Apparently for a meal this cheap, the animal origin of its ingredients is hardly a factor. Nonetheless, I forced down the ambiguous soup, and the ceviche was quite tasty. My subsequent ventures to other almuerzos near the office have all been positive. Plus, they’re great for practicing Spanish with locals.

On the Road : Peru — Viringos

A viringo, or Peruvian Hairless Dog. Photo by Lorraine Caputo

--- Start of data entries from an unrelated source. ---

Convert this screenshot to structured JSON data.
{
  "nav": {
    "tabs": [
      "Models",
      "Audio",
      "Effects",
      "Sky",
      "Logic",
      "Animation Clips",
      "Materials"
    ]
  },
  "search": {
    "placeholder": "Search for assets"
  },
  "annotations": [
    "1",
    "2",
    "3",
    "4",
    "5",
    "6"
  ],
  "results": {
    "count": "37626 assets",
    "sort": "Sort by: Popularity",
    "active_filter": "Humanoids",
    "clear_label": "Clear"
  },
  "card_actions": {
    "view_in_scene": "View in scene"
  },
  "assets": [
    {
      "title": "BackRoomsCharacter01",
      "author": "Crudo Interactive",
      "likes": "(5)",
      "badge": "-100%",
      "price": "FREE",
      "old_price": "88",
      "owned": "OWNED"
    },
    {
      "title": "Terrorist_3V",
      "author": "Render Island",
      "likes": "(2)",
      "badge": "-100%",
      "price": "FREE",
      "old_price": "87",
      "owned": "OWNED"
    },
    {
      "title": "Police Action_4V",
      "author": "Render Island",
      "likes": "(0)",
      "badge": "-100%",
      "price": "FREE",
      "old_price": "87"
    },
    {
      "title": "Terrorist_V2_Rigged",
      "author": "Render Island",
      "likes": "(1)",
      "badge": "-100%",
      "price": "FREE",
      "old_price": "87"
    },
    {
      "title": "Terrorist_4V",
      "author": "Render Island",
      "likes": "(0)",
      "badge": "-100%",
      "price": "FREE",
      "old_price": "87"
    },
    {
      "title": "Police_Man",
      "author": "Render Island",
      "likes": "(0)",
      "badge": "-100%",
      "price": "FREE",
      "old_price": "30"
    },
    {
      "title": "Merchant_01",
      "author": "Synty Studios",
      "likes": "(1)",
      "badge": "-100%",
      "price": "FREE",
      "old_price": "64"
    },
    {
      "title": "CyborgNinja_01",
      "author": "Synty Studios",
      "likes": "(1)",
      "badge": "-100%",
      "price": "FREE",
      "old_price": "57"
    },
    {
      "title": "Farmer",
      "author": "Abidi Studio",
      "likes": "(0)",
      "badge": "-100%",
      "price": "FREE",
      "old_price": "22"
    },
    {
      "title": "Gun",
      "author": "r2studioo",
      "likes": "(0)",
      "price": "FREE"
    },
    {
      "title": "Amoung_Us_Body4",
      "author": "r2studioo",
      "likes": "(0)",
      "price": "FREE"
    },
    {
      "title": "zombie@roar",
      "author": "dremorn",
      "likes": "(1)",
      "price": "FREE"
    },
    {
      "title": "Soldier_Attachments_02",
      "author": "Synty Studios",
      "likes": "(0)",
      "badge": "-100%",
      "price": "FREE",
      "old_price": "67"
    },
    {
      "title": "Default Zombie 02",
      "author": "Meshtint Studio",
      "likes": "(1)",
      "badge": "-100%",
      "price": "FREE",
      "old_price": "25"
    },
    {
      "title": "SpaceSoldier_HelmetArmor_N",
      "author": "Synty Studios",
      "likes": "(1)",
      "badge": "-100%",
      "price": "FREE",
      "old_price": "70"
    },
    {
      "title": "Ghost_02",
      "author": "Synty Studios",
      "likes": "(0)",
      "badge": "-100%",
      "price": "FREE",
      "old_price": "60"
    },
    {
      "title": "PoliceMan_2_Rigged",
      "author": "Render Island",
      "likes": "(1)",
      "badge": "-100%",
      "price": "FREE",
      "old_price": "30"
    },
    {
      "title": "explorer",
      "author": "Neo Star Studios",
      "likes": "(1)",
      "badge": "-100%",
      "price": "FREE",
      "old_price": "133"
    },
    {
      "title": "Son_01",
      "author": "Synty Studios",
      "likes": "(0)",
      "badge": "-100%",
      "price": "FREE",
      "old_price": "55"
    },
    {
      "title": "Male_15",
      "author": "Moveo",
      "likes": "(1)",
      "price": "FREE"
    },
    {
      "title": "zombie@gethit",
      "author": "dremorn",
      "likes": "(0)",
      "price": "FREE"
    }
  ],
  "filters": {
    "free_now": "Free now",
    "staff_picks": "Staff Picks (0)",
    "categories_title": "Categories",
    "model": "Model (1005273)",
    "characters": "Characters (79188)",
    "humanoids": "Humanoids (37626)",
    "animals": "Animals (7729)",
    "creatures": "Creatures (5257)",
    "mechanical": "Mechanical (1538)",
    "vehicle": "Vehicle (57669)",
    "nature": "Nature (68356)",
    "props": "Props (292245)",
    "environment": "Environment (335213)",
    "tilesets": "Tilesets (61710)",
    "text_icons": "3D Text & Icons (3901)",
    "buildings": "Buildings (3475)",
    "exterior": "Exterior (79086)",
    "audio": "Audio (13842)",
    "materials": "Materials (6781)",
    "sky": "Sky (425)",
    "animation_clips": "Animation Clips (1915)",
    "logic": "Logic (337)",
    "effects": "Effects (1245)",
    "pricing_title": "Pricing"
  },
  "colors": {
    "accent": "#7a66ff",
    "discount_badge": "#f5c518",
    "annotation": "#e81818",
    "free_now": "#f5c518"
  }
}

In the ruins of northern Peru inhabits a strange-looking, ugly creature. Some travelers might mistake it for a large rat with long legs; others, a poor, mangy dog.

 

It is neither. These creatures of dark grey, leathery skin and a head tufted with sparse golden hair are the viringo, or hairless Peruvian dog. It was the mascot of the ruling classes of the Moche, Chimú and other nations that lived along these desert coasts. They have been found buried in elites’ tombs, like that of the Lord of Sipán at Huaca Rajada, near Chiclayo. Archaeologists believe they were considered to have special connections with the Underworld and other supernatural powers. Sometimes they were used for meat. They were frequently represented in pottery.

 

The Inca called the Peruvian hairless dog allqu. In Quechua, its name is kaclla, or “hot water bag.” The viringo is one of several breeds of hairless dogs found in the Americas, as well as other parts of the world. International kennel associations only recognize the viringo, Mexico’s xoloitzcuintle (escuintle) and the Chinese crested. Bolivia and Ecuador also have native hairless varieties; that of Guatemala is considered extinct.

 

Viringos not only are hairless, but also virtually toothless. Their thick skin allows them to have a high body temperature (39-42ºC / 102-108ºF) to stay warm in the chill nights. For generations, local humans have used this trait as a medicine. The dogs are placed on parts of a patient’s body that is suffering from arthritis, rheumatism or other malady. It is also said that placing a viringo on the chest helps alleviate asthma.

 

The dogs became very rare. But with the Instituto Nacional de Cultura’s policy of featuring these dogs in the ruins of the former dynasties that revered the viringo, this breed’s prestige has grown. A puppy fetches up to $2,000 in Europe. In 2001, Peru declared the viringo a national heritage treasure.

 

Editor’s note: Lorraine Caputo is one of V!VA’s longest-tenured writers. These days, she’s back on the road in Peru, updating our 2012 edition of V!VA Peru. Check the blog for more of her updates from the road.